● **TO DO**
The answer must consist of every line in the data below that holds the word "value".

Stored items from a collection
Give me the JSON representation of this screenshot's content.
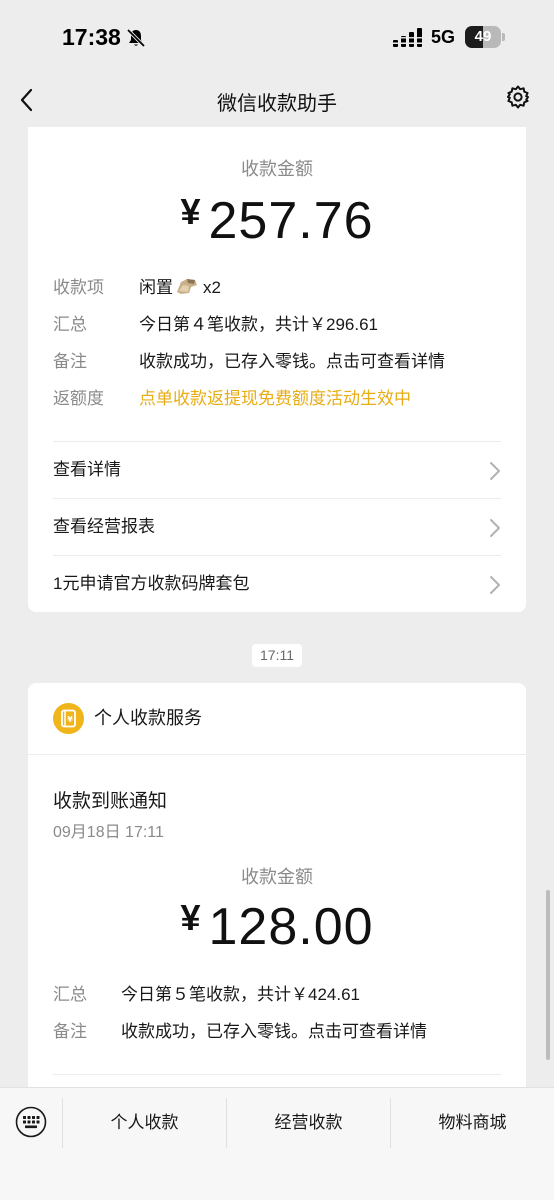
{
  "status_bar": {
    "time": "17:38",
    "network": "5G",
    "battery": "49",
    "battery_level": 0.49,
    "icons": [
      "bell-slash-icon",
      "signal-icon"
    ]
  },
  "nav": {
    "title": "微信收款助手",
    "icons": [
      "back-icon",
      "gear-icon"
    ]
  },
  "receipt_1": {
    "amount_label": "收款金额",
    "currency": "¥",
    "amount": "257.76",
    "details": [
      {
        "key": "收款项",
        "value": "闲置",
        "suffix": "x2",
        "icon": "item-thumbnail-icon"
      },
      {
        "key": "汇总",
        "value": "今日第４笔收款，共计￥296.61"
      },
      {
        "key": "备注",
        "value": "收款成功，已存入零钱。点击可查看详情"
      },
      {
        "key": "返额度",
        "value": "点单收款返提现免费额度活动生效中",
        "highlight": "#e8ad14"
      }
    ],
    "links": [
      "查看详情",
      "查看经营报表",
      "1元申请官方收款码牌套包"
    ]
  },
  "timestamp": "17:11",
  "receipt_2": {
    "service_title": "个人收款服务",
    "service_icon": "wallet-yen-icon",
    "notice_title": "收款到账通知",
    "notice_date": "09月18日 17:11",
    "amount_label": "收款金额",
    "currency": "¥",
    "amount": "128.00",
    "details": [
      {
        "key": "汇总",
        "value": "今日第５笔收款，共计￥424.61"
      },
      {
        "key": "备注",
        "value": "收款成功，已存入零钱。点击可查看详情"
      }
    ]
  },
  "bottom_menu": {
    "items": [
      "个人收款",
      "经营收款",
      "物料商城"
    ],
    "icons": [
      "keyboard-icon"
    ]
  },
  "colors": {
    "background": "#ededed",
    "card": "#ffffff",
    "accent_yellow": "#e8ad14",
    "secondary_text": "#8a8a8a"
  }
}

● **YOUR SOLUTION**
        "value": "闲置",
        "value": "今日第４笔收款，共计￥296.61"
        "value": "收款成功，已存入零钱。点击可查看详情"
        "value": "点单收款返提现免费额度活动生效中",
        "value": "今日第５笔收款，共计￥424.61"
        "value": "收款成功，已存入零钱。点击可查看详情"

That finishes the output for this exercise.